"That you better compete on every single snap of your life. His big point is he remembers one play from practice," Mullen said. "That was the one time a receiver caught a pass on him in one-on-one drills. In two years, he gave up one completion in practice. He remembers that one. You better compete at that level if you wanna be successful, every single snap of your career."
Smoot visited campus earlier this summer, though he didn't meet with the team, as he was a guest coach at one of Mullen's camps for high school players.
Smoot's first visit to MSU in many years was last November when MSU hosted Arkansas. He said he never got to beat the Razorbacks as a player so he wanted to see it happen. Unfortunately for Smoot, MSU lost, but he still made an impact, according to junior cornerback Johnthan Banks.
"As y'all noticed, we did lock Arkansas' receivers up," Banks said. "We had maybe two busted coverages where they got a big play. But he gave us a little pep talk in the locker room, got us going."
Smoot still considers himself a Bulldog and has called upon other alumni to join him in being more involved with MSU. While the head coach, athletic director and most of the assistants from Smoot's time on campus are gone, Smith remains as Smoot's connection to his glory days in the Maroon and White.
Talking with Smith, it's clear he has a special place in his heart for his favorite pupil, something Banks is quick to notice.
"Coach Smith loves the guy," Banks said. "He's always talking about Fred, Fred, Fred. Don't compare nobody to Fred on this team. Coach Smith, he's crazy about Fred. We all like Fred. I'm pretty sure if we ever needed him, he'd come back and help us."
Smith said the 2011 group may be the best-built secondary he's seen at MSU, but as Banks said, don't compare anyone to Smoot. Smith he doesn't have anyone like Smoot in his group.
"I wish we did, we don't really have any guys like that," Smith said. "We've got more of a blue-collar approach. John Banks can turn his game to whatever level he needs to. It's kind of hard for him. He's just not that kind of guy and it's kind of hard to not be who you are. Charles Mitchell is a heckuva football player, but he's not. These guys, they play hard, they play together, but they're kind of by the book. We're always trying to coach that in them. If you got it, you got it. If you don't have it, you don't have it. It's kind of hard to fake that."

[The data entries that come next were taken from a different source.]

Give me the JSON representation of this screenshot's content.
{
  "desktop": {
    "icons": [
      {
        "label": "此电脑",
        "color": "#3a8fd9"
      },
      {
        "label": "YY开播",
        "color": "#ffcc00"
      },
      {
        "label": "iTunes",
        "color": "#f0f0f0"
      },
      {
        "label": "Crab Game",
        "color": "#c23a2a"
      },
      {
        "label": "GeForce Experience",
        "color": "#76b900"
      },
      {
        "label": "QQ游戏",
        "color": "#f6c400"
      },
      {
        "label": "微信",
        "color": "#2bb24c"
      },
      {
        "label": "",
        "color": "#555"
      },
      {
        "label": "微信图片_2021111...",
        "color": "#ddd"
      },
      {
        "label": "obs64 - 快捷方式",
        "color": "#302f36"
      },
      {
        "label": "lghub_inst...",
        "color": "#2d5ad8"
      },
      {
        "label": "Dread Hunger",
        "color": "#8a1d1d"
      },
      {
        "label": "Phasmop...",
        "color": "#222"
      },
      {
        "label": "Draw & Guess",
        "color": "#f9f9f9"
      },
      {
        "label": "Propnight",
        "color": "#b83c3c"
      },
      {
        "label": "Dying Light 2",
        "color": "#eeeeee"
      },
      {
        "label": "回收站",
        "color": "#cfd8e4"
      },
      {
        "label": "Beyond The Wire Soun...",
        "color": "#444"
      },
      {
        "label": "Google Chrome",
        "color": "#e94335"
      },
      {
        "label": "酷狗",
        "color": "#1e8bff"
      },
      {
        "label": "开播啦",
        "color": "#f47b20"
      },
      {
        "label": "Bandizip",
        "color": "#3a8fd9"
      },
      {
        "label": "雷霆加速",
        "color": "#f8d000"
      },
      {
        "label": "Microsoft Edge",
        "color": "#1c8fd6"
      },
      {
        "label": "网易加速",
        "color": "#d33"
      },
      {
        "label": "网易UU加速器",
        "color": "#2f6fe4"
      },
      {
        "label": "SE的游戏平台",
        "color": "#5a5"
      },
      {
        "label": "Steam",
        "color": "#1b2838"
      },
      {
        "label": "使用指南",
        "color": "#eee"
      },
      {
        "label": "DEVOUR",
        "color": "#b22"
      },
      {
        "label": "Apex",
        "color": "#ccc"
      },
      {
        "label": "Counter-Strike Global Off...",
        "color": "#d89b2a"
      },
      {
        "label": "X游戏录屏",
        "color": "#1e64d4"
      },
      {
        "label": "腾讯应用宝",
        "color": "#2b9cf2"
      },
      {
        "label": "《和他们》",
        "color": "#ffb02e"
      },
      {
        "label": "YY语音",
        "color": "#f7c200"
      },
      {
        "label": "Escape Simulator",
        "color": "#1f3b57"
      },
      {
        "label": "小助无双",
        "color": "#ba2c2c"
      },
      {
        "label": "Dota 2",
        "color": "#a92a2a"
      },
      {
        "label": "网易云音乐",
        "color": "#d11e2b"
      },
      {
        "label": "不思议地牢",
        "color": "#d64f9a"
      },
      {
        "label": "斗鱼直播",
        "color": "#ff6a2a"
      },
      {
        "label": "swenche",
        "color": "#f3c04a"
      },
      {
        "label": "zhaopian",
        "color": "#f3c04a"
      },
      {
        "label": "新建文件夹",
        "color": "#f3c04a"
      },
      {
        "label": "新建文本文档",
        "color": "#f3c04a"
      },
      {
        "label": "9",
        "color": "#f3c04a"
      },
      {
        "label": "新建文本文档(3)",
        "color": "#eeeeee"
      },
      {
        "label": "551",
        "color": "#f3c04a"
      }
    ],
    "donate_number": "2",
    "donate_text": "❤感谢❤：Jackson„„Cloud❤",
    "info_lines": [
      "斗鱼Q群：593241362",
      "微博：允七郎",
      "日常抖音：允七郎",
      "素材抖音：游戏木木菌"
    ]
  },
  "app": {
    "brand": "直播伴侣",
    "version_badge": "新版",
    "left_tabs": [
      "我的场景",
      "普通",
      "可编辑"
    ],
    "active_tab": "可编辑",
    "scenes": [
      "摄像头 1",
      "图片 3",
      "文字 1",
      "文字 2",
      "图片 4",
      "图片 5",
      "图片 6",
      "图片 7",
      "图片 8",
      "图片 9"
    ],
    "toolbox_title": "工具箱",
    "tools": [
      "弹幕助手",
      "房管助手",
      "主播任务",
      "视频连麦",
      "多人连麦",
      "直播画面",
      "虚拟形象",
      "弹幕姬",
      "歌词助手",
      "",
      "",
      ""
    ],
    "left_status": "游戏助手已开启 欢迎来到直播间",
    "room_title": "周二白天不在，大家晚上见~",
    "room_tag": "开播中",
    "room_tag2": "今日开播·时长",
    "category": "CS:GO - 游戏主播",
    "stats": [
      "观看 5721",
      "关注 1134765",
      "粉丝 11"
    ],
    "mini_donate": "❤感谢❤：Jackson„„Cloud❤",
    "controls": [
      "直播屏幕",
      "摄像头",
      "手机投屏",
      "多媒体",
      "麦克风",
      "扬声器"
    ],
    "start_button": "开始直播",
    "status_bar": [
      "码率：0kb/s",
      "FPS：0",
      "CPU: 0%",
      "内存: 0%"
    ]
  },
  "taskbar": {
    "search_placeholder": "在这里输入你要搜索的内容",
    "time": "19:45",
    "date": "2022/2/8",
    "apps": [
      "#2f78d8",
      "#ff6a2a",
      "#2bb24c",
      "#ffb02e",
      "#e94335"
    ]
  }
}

Smoot was known for his flamboyant and decidedly non-blue-collar ways. He was a star on the field, but his fast-talking mouth off the field garnered just as much attention. Smoot once famously smacked, "Two-thirds of the earth is covered by water. The rest is covered by me."
Reportedly, Smoot once told a Vanderbilt receiver that he would allow him to catch a pass if he did his homework for him.
The legend goes on.
Mullen, perhaps unsurprisingly, said he would love to have Smoot on his team, trash talk and all.
"I'd love it," Mullen said. "You know why? Because he backs it up. He doesn't back it up by just showing up on game day. He backed it up by, and people will talk about him, he backed it up at practice every day. That's what is important to me."
Smith thinks it would work out well, too.
"Everything now is about talking, media. Fred had his own website when he was here," Smith said. "To me, he was ahead of everybody, because that was what he wanted to do. Right now, he would be a hit because everything is, you know, twitter, facebook, social networking. He networked himself and that was a negative at the time, but I think that's what everybody is going to right now."
Smoot played his final season in the NFL with the Washington Redskins in 2009, the same team who drafted him in the second round out of MSU back in 2001. Now, in addition to plans for a few Waffle Houses, Smoot has said he'd like to be an analyst in the media or even have a front-office job in the NFL.
Mullen, who said he is just now getting to know him, believes that whatever Smoot does, he will likely find success.
"His whole story is Smoot Smack, isn't it? He's got a little swag about him," Mullen said.